Collection entries
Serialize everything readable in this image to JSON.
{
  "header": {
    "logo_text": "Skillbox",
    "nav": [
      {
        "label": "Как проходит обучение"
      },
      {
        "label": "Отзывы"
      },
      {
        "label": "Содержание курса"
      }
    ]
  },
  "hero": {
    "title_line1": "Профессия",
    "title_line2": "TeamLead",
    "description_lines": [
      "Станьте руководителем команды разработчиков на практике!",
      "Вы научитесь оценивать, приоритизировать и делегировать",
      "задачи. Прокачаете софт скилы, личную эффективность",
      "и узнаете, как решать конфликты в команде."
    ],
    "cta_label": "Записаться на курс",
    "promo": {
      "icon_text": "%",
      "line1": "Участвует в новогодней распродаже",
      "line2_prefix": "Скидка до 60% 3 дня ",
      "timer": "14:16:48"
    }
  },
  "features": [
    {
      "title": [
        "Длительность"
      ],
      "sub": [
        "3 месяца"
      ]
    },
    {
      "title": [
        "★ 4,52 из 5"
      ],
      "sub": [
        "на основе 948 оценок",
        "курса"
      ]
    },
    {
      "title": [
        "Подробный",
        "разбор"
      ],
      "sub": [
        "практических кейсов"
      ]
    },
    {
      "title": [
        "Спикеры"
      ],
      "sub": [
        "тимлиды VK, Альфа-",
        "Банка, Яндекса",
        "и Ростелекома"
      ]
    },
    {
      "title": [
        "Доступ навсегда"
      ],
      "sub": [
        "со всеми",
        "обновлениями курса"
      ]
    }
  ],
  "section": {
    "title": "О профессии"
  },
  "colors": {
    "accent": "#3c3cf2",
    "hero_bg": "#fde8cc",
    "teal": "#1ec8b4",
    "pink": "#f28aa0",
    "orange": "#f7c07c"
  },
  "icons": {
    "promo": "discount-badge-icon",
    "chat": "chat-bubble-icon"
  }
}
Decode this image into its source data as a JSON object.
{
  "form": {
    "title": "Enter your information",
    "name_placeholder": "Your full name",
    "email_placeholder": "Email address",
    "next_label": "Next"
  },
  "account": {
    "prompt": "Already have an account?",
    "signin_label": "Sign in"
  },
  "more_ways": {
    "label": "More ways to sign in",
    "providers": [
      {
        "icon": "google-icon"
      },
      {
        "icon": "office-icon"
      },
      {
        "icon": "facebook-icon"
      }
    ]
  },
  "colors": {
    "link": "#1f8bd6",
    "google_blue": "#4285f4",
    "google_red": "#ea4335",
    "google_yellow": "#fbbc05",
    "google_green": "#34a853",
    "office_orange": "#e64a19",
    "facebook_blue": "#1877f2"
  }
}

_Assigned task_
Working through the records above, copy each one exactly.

_Task answer_
Serialize everything readable in this image to JSON.
{
  "header": {
    "logo_text": "Skillbox",
    "nav": [
      {
        "label": "Как проходит обучение"
      },
      {
        "label": "Отзывы"
      },
      {
        "label": "Содержание курса"
      }
    ]
  },
  "hero": {
    "title_line1": "Профессия",
    "title_line2": "TeamLead",
    "description_lines": [
      "Станьте руководителем команды разработчиков на практике!",
      "Вы научитесь оценивать, приоритизировать и делегировать",
      "задачи. Прокачаете софт скилы, личную эффективность",
      "и узнаете, как решать конфликты в команде."
    ],
    "cta_label": "Записаться на курс",
    "promo": {
      "icon_text": "%",
      "line1": "Участвует в новогодней распродаже",
      "line2_prefix": "Скидка до 60% 3 дня ",
      "timer": "14:16:48"
    }
  },
  "features": [
    {
      "title": [
        "Длительность"
      ],
      "sub": [
        "3 месяца"
      ]
    },
    {
      "title": [
        "★ 4,52 из 5"
      ],
      "sub": [
        "на основе 948 оценок",
        "курса"
      ]
    },
    {
      "title": [
        "Подробный",
        "разбор"
      ],
      "sub": [
        "практических кейсов"
      ]
    },
    {
      "title": [
        "Спикеры"
      ],
      "sub": [
        "тимлиды VK, Альфа-",
        "Банка, Яндекса",
        "и Ростелекома"
      ]
    },
    {
      "title": [
        "Доступ навсегда"
      ],
      "sub": [
        "со всеми",
        "обновлениями курса"
      ]
    }
  ],
  "section": {
    "title": "О профессии"
  },
  "colors": {
    "accent": "#3c3cf2",
    "hero_bg": "#fde8cc",
    "teal": "#1ec8b4",
    "pink": "#f28aa0",
    "orange": "#f7c07c"
  },
  "icons": {
    "promo": "discount-badge-icon",
    "chat": "chat-bubble-icon"
  }
}
Decode this image into its source data as a JSON object.
{
  "form": {
    "title": "Enter your information",
    "name_placeholder": "Your full name",
    "email_placeholder": "Email address",
    "next_label": "Next"
  },
  "account": {
    "prompt": "Already have an account?",
    "signin_label": "Sign in"
  },
  "more_ways": {
    "label": "More ways to sign in",
    "providers": [
      {
        "icon": "google-icon"
      },
      {
        "icon": "office-icon"
      },
      {
        "icon": "facebook-icon"
      }
    ]
  },
  "colors": {
    "link": "#1f8bd6",
    "google_blue": "#4285f4",
    "google_red": "#ea4335",
    "google_yellow": "#fbbc05",
    "google_green": "#34a853",
    "office_orange": "#e64a19",
    "facebook_blue": "#1877f2"
  }
}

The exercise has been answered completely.